The area that comprises the current Kanyakumari district was a part of the old Ay kingdom of the first and second Sangham ages. Following the decline of the Ay kingdoms, the area became Venad, with its capital Padmanabhapuram located north of Nagercoil. The wealth of the Nanjalnadu beckoned many invaded including the Nayaks and later an Islamist army during the reign of Umayamma Rani. The Venad region was in anarchy before Marthanda Varma ascended the throne in 1729 AD. Before his reign the Samanthan Nairs ruled the province. Under their rule anarchy was dominant in Kanyakumari region. However, Marthanda Varma brought a sense of disorder under control by annexing the nearby territories, putting down the feudal lords and establishing the strong state of Travancore. He had also bought some portions of Kanyakumari from the then viceroy making it the southern boundary. Under his rule the district improved in a social context as well as economically. The famous battle of Colachel took place in the district. Later, the maharajahs of Travancore built the forts at Aramboly to prevent any invasion from the Carnatic. Key elements of Velu Thampi Dalawa’s revolt occurred in the area and the English East India company’s army under Col. Leger broke through the fortifications and entered Travancore in 1810. In the year 1949, the area became a part of the reestablished Travancore Cochin state. The people of Agasteeswarem, Thovalai, Kalkulam and Vilavancode taluks, which formed the southern divisions of the former district of Trivandrum, were predominantly Tamil speaking people. , an extreme agitation by Tamil speaking residents took place for including Kanyakumari within Tamil Nadu. Eventually the merger happened in 1956 based on language reorganization of states.

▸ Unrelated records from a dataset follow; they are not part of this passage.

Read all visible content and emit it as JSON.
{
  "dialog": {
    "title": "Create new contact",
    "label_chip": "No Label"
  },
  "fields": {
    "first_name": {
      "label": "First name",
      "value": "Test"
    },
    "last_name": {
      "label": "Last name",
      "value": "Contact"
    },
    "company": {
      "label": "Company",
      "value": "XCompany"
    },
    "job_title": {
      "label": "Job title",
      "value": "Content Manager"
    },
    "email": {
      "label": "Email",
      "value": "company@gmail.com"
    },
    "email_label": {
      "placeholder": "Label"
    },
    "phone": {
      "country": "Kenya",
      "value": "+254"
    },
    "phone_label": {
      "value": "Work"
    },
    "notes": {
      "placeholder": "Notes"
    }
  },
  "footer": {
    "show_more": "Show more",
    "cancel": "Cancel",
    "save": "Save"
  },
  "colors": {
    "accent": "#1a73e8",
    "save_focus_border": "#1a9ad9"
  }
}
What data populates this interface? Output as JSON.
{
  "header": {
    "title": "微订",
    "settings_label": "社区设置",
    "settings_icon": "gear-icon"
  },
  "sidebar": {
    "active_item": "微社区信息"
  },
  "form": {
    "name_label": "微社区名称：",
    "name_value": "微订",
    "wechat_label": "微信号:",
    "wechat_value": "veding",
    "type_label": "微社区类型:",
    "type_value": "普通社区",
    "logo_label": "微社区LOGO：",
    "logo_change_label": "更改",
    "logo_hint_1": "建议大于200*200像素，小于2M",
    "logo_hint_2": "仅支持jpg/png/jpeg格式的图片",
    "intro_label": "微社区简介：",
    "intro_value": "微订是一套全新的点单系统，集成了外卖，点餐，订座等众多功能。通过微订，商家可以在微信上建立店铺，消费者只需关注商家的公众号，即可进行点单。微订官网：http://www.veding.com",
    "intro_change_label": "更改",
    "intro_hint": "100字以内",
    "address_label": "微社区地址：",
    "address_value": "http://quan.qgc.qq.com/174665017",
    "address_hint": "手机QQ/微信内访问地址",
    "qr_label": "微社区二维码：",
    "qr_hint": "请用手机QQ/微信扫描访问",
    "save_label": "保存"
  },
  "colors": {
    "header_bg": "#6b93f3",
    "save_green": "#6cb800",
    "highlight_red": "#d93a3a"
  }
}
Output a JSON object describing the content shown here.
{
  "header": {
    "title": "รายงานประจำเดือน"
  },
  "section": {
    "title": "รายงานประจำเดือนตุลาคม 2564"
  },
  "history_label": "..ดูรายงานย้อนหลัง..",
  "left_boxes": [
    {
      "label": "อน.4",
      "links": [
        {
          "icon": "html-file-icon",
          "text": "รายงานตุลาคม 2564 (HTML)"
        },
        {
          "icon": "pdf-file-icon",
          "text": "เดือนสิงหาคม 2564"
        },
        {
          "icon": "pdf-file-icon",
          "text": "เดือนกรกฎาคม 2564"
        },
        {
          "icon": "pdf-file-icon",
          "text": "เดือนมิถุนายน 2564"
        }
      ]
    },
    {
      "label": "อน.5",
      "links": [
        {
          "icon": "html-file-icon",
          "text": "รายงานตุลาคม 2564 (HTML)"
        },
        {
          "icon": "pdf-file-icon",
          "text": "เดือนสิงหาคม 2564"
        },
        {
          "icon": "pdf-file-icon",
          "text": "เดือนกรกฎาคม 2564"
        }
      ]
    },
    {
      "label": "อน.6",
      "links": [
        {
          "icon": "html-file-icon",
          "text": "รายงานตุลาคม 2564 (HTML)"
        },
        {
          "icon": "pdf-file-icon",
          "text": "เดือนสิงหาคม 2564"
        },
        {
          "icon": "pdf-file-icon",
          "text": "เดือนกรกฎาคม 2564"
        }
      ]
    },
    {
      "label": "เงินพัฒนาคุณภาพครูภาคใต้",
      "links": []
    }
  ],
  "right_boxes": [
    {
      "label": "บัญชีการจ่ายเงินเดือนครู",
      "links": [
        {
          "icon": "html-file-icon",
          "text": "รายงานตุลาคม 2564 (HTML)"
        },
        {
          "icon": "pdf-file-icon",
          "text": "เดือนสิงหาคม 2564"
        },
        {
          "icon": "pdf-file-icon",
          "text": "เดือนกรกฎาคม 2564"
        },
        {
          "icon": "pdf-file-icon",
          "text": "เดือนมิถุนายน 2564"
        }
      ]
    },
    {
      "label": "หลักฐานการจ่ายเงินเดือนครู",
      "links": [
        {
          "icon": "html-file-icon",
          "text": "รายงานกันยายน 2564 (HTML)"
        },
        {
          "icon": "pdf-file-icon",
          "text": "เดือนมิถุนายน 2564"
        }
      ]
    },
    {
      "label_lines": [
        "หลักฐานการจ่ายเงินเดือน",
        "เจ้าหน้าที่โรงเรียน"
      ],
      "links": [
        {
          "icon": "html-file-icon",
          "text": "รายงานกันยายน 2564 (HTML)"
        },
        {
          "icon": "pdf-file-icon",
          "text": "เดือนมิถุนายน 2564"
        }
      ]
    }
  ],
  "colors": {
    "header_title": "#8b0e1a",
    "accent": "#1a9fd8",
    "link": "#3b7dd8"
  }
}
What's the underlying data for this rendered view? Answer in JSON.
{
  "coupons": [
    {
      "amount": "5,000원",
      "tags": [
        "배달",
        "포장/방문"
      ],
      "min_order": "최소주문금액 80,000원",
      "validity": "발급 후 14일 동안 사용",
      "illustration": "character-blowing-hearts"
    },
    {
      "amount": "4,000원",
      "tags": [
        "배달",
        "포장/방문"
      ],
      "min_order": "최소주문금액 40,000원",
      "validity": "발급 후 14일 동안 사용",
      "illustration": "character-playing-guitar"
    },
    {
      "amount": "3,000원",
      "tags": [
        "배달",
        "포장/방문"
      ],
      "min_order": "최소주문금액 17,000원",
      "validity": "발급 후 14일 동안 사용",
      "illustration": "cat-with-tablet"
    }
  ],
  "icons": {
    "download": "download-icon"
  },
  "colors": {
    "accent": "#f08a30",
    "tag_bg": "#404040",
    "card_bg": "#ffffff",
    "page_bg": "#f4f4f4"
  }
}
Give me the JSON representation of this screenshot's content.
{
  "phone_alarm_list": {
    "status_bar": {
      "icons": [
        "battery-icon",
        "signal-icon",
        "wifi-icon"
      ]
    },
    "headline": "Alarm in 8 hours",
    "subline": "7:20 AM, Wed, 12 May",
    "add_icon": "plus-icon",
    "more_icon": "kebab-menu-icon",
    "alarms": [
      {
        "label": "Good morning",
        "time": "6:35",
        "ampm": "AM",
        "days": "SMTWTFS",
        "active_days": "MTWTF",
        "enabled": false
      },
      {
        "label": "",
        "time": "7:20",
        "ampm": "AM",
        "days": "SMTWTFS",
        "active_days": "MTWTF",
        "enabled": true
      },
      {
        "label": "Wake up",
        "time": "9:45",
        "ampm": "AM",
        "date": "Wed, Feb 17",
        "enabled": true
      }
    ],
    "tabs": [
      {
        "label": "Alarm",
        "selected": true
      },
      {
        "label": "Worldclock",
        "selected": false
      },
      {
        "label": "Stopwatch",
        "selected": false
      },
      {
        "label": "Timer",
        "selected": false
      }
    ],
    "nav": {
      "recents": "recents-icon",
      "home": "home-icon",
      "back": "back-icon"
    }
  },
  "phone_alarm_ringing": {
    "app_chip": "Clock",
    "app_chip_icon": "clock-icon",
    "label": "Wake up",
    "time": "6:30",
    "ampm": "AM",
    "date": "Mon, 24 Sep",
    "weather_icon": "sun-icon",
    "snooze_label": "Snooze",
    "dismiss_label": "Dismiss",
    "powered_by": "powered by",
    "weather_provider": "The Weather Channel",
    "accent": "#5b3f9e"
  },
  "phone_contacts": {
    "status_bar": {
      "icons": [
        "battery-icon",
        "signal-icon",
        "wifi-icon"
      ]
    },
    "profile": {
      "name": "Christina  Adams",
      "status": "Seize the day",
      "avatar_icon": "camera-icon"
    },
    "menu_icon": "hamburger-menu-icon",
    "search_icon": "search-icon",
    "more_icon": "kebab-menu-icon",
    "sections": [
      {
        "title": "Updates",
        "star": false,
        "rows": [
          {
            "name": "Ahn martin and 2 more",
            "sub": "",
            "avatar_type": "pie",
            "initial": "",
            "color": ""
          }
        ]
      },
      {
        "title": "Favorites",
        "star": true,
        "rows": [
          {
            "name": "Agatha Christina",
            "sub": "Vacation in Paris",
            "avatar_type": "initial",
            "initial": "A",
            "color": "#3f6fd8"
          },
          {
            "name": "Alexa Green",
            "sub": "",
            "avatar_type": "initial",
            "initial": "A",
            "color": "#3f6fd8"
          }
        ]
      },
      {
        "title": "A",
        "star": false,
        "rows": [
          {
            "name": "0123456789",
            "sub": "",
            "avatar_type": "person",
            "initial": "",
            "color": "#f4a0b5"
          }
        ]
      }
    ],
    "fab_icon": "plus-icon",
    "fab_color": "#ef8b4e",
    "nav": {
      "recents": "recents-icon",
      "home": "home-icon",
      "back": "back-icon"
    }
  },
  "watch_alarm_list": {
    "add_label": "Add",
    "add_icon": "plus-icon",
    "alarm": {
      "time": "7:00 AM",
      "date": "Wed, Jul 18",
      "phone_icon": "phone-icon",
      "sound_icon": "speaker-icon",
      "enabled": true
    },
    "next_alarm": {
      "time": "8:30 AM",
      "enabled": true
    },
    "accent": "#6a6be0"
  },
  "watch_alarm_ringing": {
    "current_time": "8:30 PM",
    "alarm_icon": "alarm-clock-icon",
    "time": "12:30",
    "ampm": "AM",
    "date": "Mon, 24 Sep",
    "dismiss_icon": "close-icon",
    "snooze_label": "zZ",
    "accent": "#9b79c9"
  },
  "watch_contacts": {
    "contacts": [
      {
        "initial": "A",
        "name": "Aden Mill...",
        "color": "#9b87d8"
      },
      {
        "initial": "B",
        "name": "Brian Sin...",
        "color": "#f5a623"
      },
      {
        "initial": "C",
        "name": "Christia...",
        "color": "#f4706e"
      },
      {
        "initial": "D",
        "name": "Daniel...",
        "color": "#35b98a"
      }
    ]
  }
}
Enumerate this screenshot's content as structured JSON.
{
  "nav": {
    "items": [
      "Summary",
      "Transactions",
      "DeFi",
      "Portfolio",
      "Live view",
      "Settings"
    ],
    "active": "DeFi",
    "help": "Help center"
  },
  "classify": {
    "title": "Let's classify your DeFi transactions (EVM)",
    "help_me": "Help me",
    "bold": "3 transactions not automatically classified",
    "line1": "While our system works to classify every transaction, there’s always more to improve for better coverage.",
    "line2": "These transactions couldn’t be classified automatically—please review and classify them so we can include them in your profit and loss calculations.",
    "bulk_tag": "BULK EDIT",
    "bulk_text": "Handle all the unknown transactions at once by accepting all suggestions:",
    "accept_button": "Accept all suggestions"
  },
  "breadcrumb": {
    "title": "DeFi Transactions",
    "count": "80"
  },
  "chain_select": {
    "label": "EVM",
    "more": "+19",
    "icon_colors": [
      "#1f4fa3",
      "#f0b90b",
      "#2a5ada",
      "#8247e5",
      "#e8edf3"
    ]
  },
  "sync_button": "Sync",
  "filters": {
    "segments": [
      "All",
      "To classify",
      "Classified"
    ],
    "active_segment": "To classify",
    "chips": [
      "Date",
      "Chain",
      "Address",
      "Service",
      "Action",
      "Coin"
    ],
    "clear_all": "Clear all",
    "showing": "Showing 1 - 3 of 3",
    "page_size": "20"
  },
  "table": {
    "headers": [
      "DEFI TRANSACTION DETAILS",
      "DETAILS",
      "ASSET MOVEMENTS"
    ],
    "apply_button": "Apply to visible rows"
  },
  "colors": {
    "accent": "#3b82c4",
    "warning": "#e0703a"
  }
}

According to 2011 census, Kanniyakumari district had a population of 1,870,374 with a sex-ratio of 1,019 females for every 1,000 males, much above the national average of 929.A total of 182,350 were under the age of six, constituting 92,835 males and 89,515 females. Scheduled Castes and Scheduled Tribes accounted for 3.97% and .39% of the population respectively. The district had a total of 483,539 households. There were a total of 679,620 workers, comprising 12,229 cultivators, 51,350 main agricultural labourers, 21,078 in house hold industries, 468,001 other workers, 126,962 marginal workers, 3,381 marginal cultivators, 21,517 marginal agricultural labourers, 14,711 marginal workers in household industries and 87,353 other marginal workers.

The main source of food is coming from rice and rice products. Those are may be used to make dosa, idily, appam and puttu, etc.,.Rice is the staple food of the people, although for some people in the hilly areas, tapioca is the main food. Though there are some vegetarians among the populace, a majority of the people use agro, meat and fish products. Fish caught in the seas around the district during the night or early morning hours reach the markets in the interior towns and villages in the early morning. Also they prepare a coffee made by karuppatti during the winter season. The food (for example, Chakkoli) is spicy, and the people in the district tend to use more grated coconut in their curries and food-preparations.